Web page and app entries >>
★ ★ ★ ★ ★ ★ ★

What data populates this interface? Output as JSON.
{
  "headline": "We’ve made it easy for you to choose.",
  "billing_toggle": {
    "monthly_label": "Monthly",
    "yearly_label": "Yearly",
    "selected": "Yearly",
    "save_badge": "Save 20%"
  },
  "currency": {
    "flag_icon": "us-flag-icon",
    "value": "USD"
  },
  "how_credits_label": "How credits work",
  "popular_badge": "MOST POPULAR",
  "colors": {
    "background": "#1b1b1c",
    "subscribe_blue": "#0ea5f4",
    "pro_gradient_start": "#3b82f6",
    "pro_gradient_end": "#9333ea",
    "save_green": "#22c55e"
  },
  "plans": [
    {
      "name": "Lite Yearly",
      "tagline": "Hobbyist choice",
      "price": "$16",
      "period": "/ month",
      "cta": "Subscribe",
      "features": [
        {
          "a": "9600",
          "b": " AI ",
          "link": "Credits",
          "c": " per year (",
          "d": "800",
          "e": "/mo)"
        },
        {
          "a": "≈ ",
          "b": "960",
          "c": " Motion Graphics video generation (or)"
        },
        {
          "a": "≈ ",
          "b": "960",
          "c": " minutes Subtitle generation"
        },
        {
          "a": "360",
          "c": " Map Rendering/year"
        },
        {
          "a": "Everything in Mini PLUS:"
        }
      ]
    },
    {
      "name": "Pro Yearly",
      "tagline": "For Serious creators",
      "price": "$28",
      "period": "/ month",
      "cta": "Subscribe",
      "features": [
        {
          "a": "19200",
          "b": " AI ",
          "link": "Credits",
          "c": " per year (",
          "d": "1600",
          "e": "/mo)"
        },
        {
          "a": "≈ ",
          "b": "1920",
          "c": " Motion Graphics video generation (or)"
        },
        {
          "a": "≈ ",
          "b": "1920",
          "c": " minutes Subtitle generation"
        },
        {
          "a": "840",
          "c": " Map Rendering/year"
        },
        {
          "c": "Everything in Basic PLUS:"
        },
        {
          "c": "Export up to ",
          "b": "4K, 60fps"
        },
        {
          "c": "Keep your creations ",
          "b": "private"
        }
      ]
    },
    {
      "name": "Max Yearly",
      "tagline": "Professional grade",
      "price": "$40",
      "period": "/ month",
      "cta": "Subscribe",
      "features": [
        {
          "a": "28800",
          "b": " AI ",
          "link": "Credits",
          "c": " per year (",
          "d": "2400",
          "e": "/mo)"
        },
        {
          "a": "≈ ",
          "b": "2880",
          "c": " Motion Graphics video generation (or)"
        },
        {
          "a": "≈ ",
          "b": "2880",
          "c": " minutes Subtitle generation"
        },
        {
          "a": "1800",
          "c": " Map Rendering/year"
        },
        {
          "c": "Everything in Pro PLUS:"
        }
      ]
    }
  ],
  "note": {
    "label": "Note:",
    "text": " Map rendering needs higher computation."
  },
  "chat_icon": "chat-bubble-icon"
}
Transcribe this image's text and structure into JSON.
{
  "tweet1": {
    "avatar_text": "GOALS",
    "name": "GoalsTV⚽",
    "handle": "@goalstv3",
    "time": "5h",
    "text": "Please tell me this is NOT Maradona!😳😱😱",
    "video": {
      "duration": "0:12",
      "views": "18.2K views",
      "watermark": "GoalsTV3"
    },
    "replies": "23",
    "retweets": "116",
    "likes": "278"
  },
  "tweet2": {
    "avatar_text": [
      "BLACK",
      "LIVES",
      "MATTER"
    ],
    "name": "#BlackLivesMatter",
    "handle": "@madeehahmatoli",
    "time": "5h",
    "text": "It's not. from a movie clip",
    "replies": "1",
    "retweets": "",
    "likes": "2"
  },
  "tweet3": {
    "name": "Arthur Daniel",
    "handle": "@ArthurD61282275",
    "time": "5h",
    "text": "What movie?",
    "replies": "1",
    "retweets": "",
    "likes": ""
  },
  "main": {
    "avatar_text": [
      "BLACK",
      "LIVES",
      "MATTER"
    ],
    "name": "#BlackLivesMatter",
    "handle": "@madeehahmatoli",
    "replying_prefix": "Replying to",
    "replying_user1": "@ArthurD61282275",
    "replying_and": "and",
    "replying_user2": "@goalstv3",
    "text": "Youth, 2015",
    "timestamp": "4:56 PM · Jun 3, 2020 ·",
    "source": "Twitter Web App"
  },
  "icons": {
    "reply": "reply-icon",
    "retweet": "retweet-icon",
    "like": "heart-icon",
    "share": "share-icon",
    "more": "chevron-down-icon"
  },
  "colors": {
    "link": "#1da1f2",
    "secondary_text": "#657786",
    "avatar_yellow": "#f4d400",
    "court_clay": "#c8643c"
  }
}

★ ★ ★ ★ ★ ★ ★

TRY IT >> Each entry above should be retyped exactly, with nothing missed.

RESPONSE TO THE EXERCISE >>
What data populates this interface? Output as JSON.
{
  "headline": "We’ve made it easy for you to choose.",
  "billing_toggle": {
    "monthly_label": "Monthly",
    "yearly_label": "Yearly",
    "selected": "Yearly",
    "save_badge": "Save 20%"
  },
  "currency": {
    "flag_icon": "us-flag-icon",
    "value": "USD"
  },
  "how_credits_label": "How credits work",
  "popular_badge": "MOST POPULAR",
  "colors": {
    "background": "#1b1b1c",
    "subscribe_blue": "#0ea5f4",
    "pro_gradient_start": "#3b82f6",
    "pro_gradient_end": "#9333ea",
    "save_green": "#22c55e"
  },
  "plans": [
    {
      "name": "Lite Yearly",
      "tagline": "Hobbyist choice",
      "price": "$16",
      "period": "/ month",
      "cta": "Subscribe",
      "features": [
        {
          "a": "9600",
          "b": " AI ",
          "link": "Credits",
          "c": " per year (",
          "d": "800",
          "e": "/mo)"
        },
        {
          "a": "≈ ",
          "b": "960",
          "c": " Motion Graphics video generation (or)"
        },
        {
          "a": "≈ ",
          "b": "960",
          "c": " minutes Subtitle generation"
        },
        {
          "a": "360",
          "c": " Map Rendering/year"
        },
        {
          "a": "Everything in Mini PLUS:"
        }
      ]
    },
    {
      "name": "Pro Yearly",
      "tagline": "For Serious creators",
      "price": "$28",
      "period": "/ month",
      "cta": "Subscribe",
      "features": [
        {
          "a": "19200",
          "b": " AI ",
          "link": "Credits",
          "c": " per year (",
          "d": "1600",
          "e": "/mo)"
        },
        {
          "a": "≈ ",
          "b": "1920",
          "c": " Motion Graphics video generation (or)"
        },
        {
          "a": "≈ ",
          "b": "1920",
          "c": " minutes Subtitle generation"
        },
        {
          "a": "840",
          "c": " Map Rendering/year"
        },
        {
          "c": "Everything in Basic PLUS:"
        },
        {
          "c": "Export up to ",
          "b": "4K, 60fps"
        },
        {
          "c": "Keep your creations ",
          "b": "private"
        }
      ]
    },
    {
      "name": "Max Yearly",
      "tagline": "Professional grade",
      "price": "$40",
      "period": "/ month",
      "cta": "Subscribe",
      "features": [
        {
          "a": "28800",
          "b": " AI ",
          "link": "Credits",
          "c": " per year (",
          "d": "2400",
          "e": "/mo)"
        },
        {
          "a": "≈ ",
          "b": "2880",
          "c": " Motion Graphics video generation (or)"
        },
        {
          "a": "≈ ",
          "b": "2880",
          "c": " minutes Subtitle generation"
        },
        {
          "a": "1800",
          "c": " Map Rendering/year"
        },
        {
          "c": "Everything in Pro PLUS:"
        }
      ]
    }
  ],
  "note": {
    "label": "Note:",
    "text": " Map rendering needs higher computation."
  },
  "chat_icon": "chat-bubble-icon"
}
Transcribe this image's text and structure into JSON.
{
  "tweet1": {
    "avatar_text": "GOALS",
    "name": "GoalsTV⚽",
    "handle": "@goalstv3",
    "time": "5h",
    "text": "Please tell me this is NOT Maradona!😳😱😱",
    "video": {
      "duration": "0:12",
      "views": "18.2K views",
      "watermark": "GoalsTV3"
    },
    "replies": "23",
    "retweets": "116",
    "likes": "278"
  },
  "tweet2": {
    "avatar_text": [
      "BLACK",
      "LIVES",
      "MATTER"
    ],
    "name": "#BlackLivesMatter",
    "handle": "@madeehahmatoli",
    "time": "5h",
    "text": "It's not. from a movie clip",
    "replies": "1",
    "retweets": "",
    "likes": "2"
  },
  "tweet3": {
    "name": "Arthur Daniel",
    "handle": "@ArthurD61282275",
    "time": "5h",
    "text": "What movie?",
    "replies": "1",
    "retweets": "",
    "likes": ""
  },
  "main": {
    "avatar_text": [
      "BLACK",
      "LIVES",
      "MATTER"
    ],
    "name": "#BlackLivesMatter",
    "handle": "@madeehahmatoli",
    "replying_prefix": "Replying to",
    "replying_user1": "@ArthurD61282275",
    "replying_and": "and",
    "replying_user2": "@goalstv3",
    "text": "Youth, 2015",
    "timestamp": "4:56 PM · Jun 3, 2020 ·",
    "source": "Twitter Web App"
  },
  "icons": {
    "reply": "reply-icon",
    "retweet": "retweet-icon",
    "like": "heart-icon",
    "share": "share-icon",
    "more": "chevron-down-icon"
  },
  "colors": {
    "link": "#1da1f2",
    "secondary_text": "#657786",
    "avatar_yellow": "#f4d400",
    "court_clay": "#c8643c"
  }
}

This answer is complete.